◆ **Material provided**:
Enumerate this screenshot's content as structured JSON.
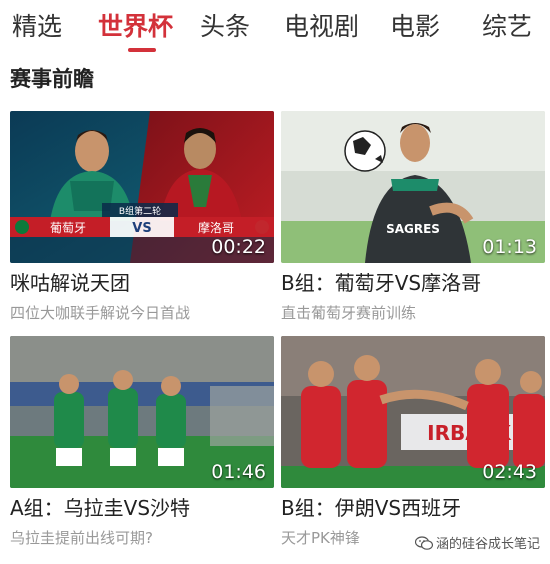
{
  "tabs": [
    {
      "label": "精选"
    },
    {
      "label": "世界杯"
    },
    {
      "label": "头条"
    },
    {
      "label": "电视剧"
    },
    {
      "label": "电影"
    },
    {
      "label": "综艺"
    }
  ],
  "active_tab": "世界杯",
  "section": {
    "title": "赛事前瞻"
  },
  "cards": [
    {
      "title": "咪咕解说天团",
      "subtitle": "四位大咖联手解说今日首战",
      "duration": "00:22",
      "overlay": {
        "round": "B组第二轮",
        "team_left": "葡萄牙",
        "vs": "VS",
        "team_right": "摩洛哥"
      }
    },
    {
      "title": "B组：葡萄牙VS摩洛哥",
      "subtitle": "直击葡萄牙赛前训练",
      "duration": "01:13",
      "overlay": {
        "jersey": "SAGRES"
      }
    },
    {
      "title": "A组：乌拉圭VS沙特",
      "subtitle": "乌拉圭提前出线可期?",
      "duration": "01:46"
    },
    {
      "title": "B组：伊朗VS西班牙",
      "subtitle": "天才PK神锋",
      "duration": "02:43",
      "overlay": {
        "board": "IRBACK"
      }
    }
  ],
  "watermark": {
    "text": "涵的硅谷成长笔记",
    "icon": "wechat-icon"
  },
  "colors": {
    "accent": "#d3313a",
    "text": "#222222",
    "subtext": "#999999"
  }
}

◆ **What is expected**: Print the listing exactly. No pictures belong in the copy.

◆ **Response to this exercise**:
Enumerate this screenshot's content as structured JSON.
{
  "tabs": [
    {
      "label": "精选"
    },
    {
      "label": "世界杯"
    },
    {
      "label": "头条"
    },
    {
      "label": "电视剧"
    },
    {
      "label": "电影"
    },
    {
      "label": "综艺"
    }
  ],
  "active_tab": "世界杯",
  "section": {
    "title": "赛事前瞻"
  },
  "cards": [
    {
      "title": "咪咕解说天团",
      "subtitle": "四位大咖联手解说今日首战",
      "duration": "00:22",
      "overlay": {
        "round": "B组第二轮",
        "team_left": "葡萄牙",
        "vs": "VS",
        "team_right": "摩洛哥"
      }
    },
    {
      "title": "B组：葡萄牙VS摩洛哥",
      "subtitle": "直击葡萄牙赛前训练",
      "duration": "01:13",
      "overlay": {
        "jersey": "SAGRES"
      }
    },
    {
      "title": "A组：乌拉圭VS沙特",
      "subtitle": "乌拉圭提前出线可期?",
      "duration": "01:46"
    },
    {
      "title": "B组：伊朗VS西班牙",
      "subtitle": "天才PK神锋",
      "duration": "02:43",
      "overlay": {
        "board": "IRBACK"
      }
    }
  ],
  "watermark": {
    "text": "涵的硅谷成长笔记",
    "icon": "wechat-icon"
  },
  "colors": {
    "accent": "#d3313a",
    "text": "#222222",
    "subtext": "#999999"
  }
}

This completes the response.